The new issue of Offbeat magazine brought the news that New Orleans R & B singer Chuck Carbo has died at the age of 82. Carbo was perhaps yin to the yang of Johnny Adams, the other great Crescent City male R & B frontman/singer. Adams was intense and dramatic; Carbo was cool and laid back. He was perhaps best known for the great single-entendre blues "Meet Me With Your Black Drawers On."
Carbo came up in the world of R & B singles rather than albums; he only made three albums, all fairly late in his life.
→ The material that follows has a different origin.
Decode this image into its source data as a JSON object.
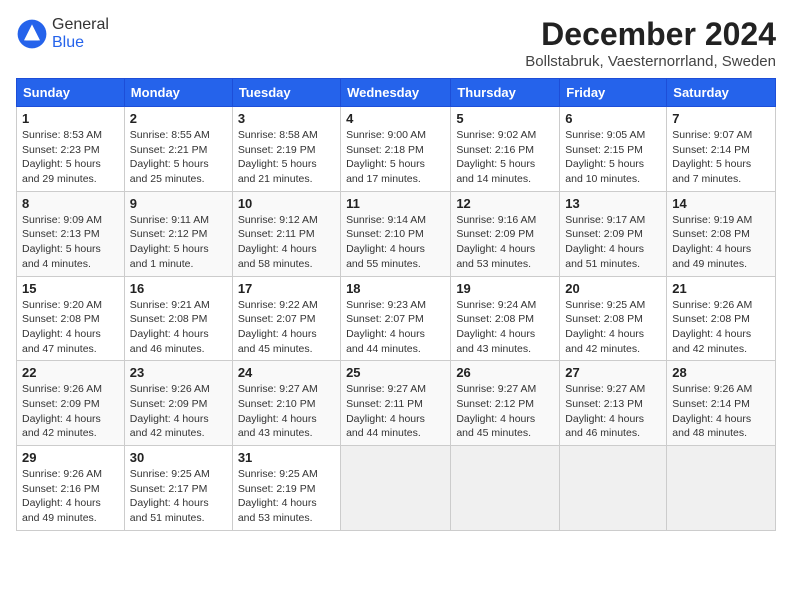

I was listening to the second one in the car today; my enjoyment was tempered with a little sadness that I never had the chance to hear him perform live. That got me thinking about all the great musicians and bands I never got the chance to hear. I particularly regret not hearing James Booker at Tip's or the Maple Leaf or Lu & Charlie's. My attendance at such a hypothetical show would have been unlikely; Booker died on my 25th birthday, before I ever visited New Orleans. Another regret is strictly impossible - I would have loved to hear King Oliver's band at Lincoln Gardens in 1922 or 1923, when he had Louis Armstrong on second cornet. I was born 50 or so years too late to hear what might have been the greatest jazz band of all time.
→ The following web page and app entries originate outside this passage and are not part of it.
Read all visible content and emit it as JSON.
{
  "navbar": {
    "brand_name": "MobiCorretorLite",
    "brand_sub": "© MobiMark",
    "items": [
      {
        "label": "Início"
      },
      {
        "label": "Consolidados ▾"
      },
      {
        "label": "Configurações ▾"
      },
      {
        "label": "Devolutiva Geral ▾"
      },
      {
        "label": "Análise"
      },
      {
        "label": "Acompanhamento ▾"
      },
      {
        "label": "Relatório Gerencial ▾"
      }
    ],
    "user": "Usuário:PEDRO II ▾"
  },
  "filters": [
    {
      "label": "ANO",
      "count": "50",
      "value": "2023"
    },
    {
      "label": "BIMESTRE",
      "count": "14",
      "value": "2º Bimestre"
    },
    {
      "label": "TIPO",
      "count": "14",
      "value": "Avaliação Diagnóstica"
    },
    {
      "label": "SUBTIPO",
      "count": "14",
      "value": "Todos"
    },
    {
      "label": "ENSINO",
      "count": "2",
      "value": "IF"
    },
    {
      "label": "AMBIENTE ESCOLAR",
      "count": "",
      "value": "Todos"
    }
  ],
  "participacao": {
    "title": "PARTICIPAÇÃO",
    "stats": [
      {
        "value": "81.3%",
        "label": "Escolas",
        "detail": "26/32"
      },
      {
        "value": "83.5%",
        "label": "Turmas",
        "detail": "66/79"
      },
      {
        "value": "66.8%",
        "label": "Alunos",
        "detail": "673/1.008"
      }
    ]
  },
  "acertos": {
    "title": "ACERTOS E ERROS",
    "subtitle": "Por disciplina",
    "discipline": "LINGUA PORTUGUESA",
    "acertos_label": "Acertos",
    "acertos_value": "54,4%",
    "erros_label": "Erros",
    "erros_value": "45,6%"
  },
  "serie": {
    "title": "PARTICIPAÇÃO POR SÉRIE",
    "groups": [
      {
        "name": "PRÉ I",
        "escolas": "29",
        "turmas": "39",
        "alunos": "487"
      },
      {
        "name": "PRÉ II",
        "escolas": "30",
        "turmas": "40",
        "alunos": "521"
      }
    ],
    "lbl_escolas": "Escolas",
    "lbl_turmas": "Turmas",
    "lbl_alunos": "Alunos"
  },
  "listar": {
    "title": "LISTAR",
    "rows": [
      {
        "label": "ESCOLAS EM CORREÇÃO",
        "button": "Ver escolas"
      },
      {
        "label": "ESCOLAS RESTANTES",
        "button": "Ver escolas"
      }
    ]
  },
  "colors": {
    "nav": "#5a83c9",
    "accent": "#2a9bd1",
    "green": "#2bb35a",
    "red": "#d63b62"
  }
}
I've alway been a little jealous of my friend Ben, who heard my other choice for the greatest jazz band, the Miles Davis Quintet with Wayne Shorter, in 1968 or so. Louis Armstrong and I shared the planet for 12 years, but I never had the chance to hear him. One missed opportunity hurts, because I was so close. My first visit to New York, in 1988, was motivated largely by the desire to hear Gil Evans' band at Sweet Basil. He died a week before I got there.
But I got to thinking about all the incredible music I've experience in person. I have heard:
Ornette Coleman - with Cherry, Haden, and Blackwell!
Magic Slim and the Teardrops at the Zoo Bar in Lincoln, Nebraska. The Zoo Bar is Slim's home base and is one of the great blues bars in the country.
Sonny Rollins on a good night.
The Rebirth Brass Band on a Tuesday night at the Maple Leaf. Of course, I've heard them many times, but my first Tuesday night at the Maple Leaf (April, 1993) is etched into my memory.
Eugene Powell (Sonny Boy Nelson) in Clarksdale, MS. He was too old to tune his own guitar, but he could still play it. The great, doomed Lonnie Pitchford tuned it for him. I also heard Pitchford, Jack Owens, Little Milton, Ike Turner, Clayton Love, Big Jack Johnson, and Othar Turner and the Rising Star Fife & Drum Band perform in Clarksdale.
A whole night of Bonerama at the Maple Leaf.
Kid Shiek, Chester Zardis, Narvin Kimball, Percy & Willie Humphrey (among many others) at Preservation Hall. I heard several of these giants just before they passed or retired.
The Art Ensemble of Chicago - several times. I heard one performance from the side of the stage at the Atlanta Jazz Festival after my band had performed.
Count Basie and the band.
Miles Davis. On his 1982 comeback tour, he played a "My Man's Gone Now" that broke my heart.
Steve Lacy. I was lucky enough to hear this master of improvisation solo, in duet with Mal Waldron, with his trio, in quartet with Roswell Rudd, and with his sextet.
The Don Pullen/George Adams Quartet. Now three-quarters gone.
Mattawilda Dobbs in a small recital hall, peforming lieder and sprituals.
Mose Allison at 80 years old and salty as ever.
The patriarch of the Marsalis clan, Ellis, on his home turf, Snug Harbor. I've heard lots of incredible music in this room - Alvin Batiste, Tom McDermott, Evan Christopher....
Eddie Bo, quite a few times. But the performance that made the biggest impression was a happy hour gig. Eddie was playing with a guitarist and a drummer; with his left hand, you don't need a bass. The music was kind of lackluster and touristy when Herlin Riley walked in. He took over on drums, and the music just popped. The regular drummer just sat in the corner and shook his head.
Von Freeman in a little club in Chicago.
Honeyboy Edwards perform "Sweet Home Chicago" in Chicago - at Rosa's. How cool is that?
I could go on, but I'll just say that I've been lucky.